## Problem to work on
All entries below must be reproduced without a single change.

----- Exercise data -----

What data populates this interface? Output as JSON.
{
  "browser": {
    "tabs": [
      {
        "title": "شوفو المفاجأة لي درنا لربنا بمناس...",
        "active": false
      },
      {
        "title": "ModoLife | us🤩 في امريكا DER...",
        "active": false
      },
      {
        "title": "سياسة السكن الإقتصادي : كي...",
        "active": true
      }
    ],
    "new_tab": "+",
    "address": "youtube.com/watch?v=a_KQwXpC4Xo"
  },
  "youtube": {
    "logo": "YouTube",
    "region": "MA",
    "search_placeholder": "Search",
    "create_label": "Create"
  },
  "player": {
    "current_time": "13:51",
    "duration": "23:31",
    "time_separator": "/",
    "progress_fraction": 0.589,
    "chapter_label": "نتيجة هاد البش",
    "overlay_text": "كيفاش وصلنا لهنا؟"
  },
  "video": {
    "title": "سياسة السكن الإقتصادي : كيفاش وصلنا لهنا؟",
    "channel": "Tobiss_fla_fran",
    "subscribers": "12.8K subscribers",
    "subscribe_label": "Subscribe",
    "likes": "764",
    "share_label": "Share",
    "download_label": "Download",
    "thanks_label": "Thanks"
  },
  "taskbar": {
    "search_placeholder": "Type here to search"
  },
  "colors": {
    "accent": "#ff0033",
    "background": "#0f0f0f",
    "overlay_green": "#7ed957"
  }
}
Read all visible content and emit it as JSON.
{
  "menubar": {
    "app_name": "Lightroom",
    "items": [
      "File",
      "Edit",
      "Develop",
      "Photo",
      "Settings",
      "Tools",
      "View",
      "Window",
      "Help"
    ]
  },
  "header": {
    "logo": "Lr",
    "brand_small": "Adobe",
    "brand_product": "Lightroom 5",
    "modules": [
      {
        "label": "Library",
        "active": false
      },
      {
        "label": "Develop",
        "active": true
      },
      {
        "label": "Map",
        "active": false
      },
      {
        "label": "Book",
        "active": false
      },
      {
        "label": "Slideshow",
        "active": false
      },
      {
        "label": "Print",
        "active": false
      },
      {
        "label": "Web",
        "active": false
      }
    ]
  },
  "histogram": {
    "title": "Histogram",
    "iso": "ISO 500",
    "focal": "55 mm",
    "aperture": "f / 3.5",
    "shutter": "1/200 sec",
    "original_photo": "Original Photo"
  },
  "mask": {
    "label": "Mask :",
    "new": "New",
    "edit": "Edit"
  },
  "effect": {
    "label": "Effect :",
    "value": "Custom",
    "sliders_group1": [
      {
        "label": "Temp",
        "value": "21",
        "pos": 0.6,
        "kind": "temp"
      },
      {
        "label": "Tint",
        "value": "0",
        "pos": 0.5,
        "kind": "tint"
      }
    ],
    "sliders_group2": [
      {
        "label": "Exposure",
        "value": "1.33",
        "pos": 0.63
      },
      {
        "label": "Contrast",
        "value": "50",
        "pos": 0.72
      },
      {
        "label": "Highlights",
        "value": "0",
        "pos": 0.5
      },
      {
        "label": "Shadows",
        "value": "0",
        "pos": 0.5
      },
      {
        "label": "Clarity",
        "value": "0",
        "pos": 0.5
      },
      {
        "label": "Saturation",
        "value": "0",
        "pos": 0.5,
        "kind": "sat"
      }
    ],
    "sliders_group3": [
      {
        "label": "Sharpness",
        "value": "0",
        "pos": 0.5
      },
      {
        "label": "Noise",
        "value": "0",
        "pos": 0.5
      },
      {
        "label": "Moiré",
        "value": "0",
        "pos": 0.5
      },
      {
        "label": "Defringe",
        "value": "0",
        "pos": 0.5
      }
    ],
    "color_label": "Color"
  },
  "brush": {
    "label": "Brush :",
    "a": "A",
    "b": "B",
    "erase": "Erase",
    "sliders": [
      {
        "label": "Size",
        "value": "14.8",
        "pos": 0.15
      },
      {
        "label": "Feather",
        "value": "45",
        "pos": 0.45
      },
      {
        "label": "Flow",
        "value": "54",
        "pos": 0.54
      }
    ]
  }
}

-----

## Exercise solution
What data populates this interface? Output as JSON.
{
  "browser": {
    "tabs": [
      {
        "title": "شوفو المفاجأة لي درنا لربنا بمناس...",
        "active": false
      },
      {
        "title": "ModoLife | us🤩 في امريكا DER...",
        "active": false
      },
      {
        "title": "سياسة السكن الإقتصادي : كي...",
        "active": true
      }
    ],
    "new_tab": "+",
    "address": "youtube.com/watch?v=a_KQwXpC4Xo"
  },
  "youtube": {
    "logo": "YouTube",
    "region": "MA",
    "search_placeholder": "Search",
    "create_label": "Create"
  },
  "player": {
    "current_time": "13:51",
    "duration": "23:31",
    "time_separator": "/",
    "progress_fraction": 0.589,
    "chapter_label": "نتيجة هاد البش",
    "overlay_text": "كيفاش وصلنا لهنا؟"
  },
  "video": {
    "title": "سياسة السكن الإقتصادي : كيفاش وصلنا لهنا؟",
    "channel": "Tobiss_fla_fran",
    "subscribers": "12.8K subscribers",
    "subscribe_label": "Subscribe",
    "likes": "764",
    "share_label": "Share",
    "download_label": "Download",
    "thanks_label": "Thanks"
  },
  "taskbar": {
    "search_placeholder": "Type here to search"
  },
  "colors": {
    "accent": "#ff0033",
    "background": "#0f0f0f",
    "overlay_green": "#7ed957"
  }
}
Read all visible content and emit it as JSON.
{
  "menubar": {
    "app_name": "Lightroom",
    "items": [
      "File",
      "Edit",
      "Develop",
      "Photo",
      "Settings",
      "Tools",
      "View",
      "Window",
      "Help"
    ]
  },
  "header": {
    "logo": "Lr",
    "brand_small": "Adobe",
    "brand_product": "Lightroom 5",
    "modules": [
      {
        "label": "Library",
        "active": false
      },
      {
        "label": "Develop",
        "active": true
      },
      {
        "label": "Map",
        "active": false
      },
      {
        "label": "Book",
        "active": false
      },
      {
        "label": "Slideshow",
        "active": false
      },
      {
        "label": "Print",
        "active": false
      },
      {
        "label": "Web",
        "active": false
      }
    ]
  },
  "histogram": {
    "title": "Histogram",
    "iso": "ISO 500",
    "focal": "55 mm",
    "aperture": "f / 3.5",
    "shutter": "1/200 sec",
    "original_photo": "Original Photo"
  },
  "mask": {
    "label": "Mask :",
    "new": "New",
    "edit": "Edit"
  },
  "effect": {
    "label": "Effect :",
    "value": "Custom",
    "sliders_group1": [
      {
        "label": "Temp",
        "value": "21",
        "pos": 0.6,
        "kind": "temp"
      },
      {
        "label": "Tint",
        "value": "0",
        "pos": 0.5,
        "kind": "tint"
      }
    ],
    "sliders_group2": [
      {
        "label": "Exposure",
        "value": "1.33",
        "pos": 0.63
      },
      {
        "label": "Contrast",
        "value": "50",
        "pos": 0.72
      },
      {
        "label": "Highlights",
        "value": "0",
        "pos": 0.5
      },
      {
        "label": "Shadows",
        "value": "0",
        "pos": 0.5
      },
      {
        "label": "Clarity",
        "value": "0",
        "pos": 0.5
      },
      {
        "label": "Saturation",
        "value": "0",
        "pos": 0.5,
        "kind": "sat"
      }
    ],
    "sliders_group3": [
      {
        "label": "Sharpness",
        "value": "0",
        "pos": 0.5
      },
      {
        "label": "Noise",
        "value": "0",
        "pos": 0.5
      },
      {
        "label": "Moiré",
        "value": "0",
        "pos": 0.5
      },
      {
        "label": "Defringe",
        "value": "0",
        "pos": 0.5
      }
    ],
    "color_label": "Color"
  },
  "brush": {
    "label": "Brush :",
    "a": "A",
    "b": "B",
    "erase": "Erase",
    "sliders": [
      {
        "label": "Size",
        "value": "14.8",
        "pos": 0.15
      },
      {
        "label": "Feather",
        "value": "45",
        "pos": 0.45
      },
      {
        "label": "Flow",
        "value": "54",
        "pos": 0.54
      }
    ]
  }
}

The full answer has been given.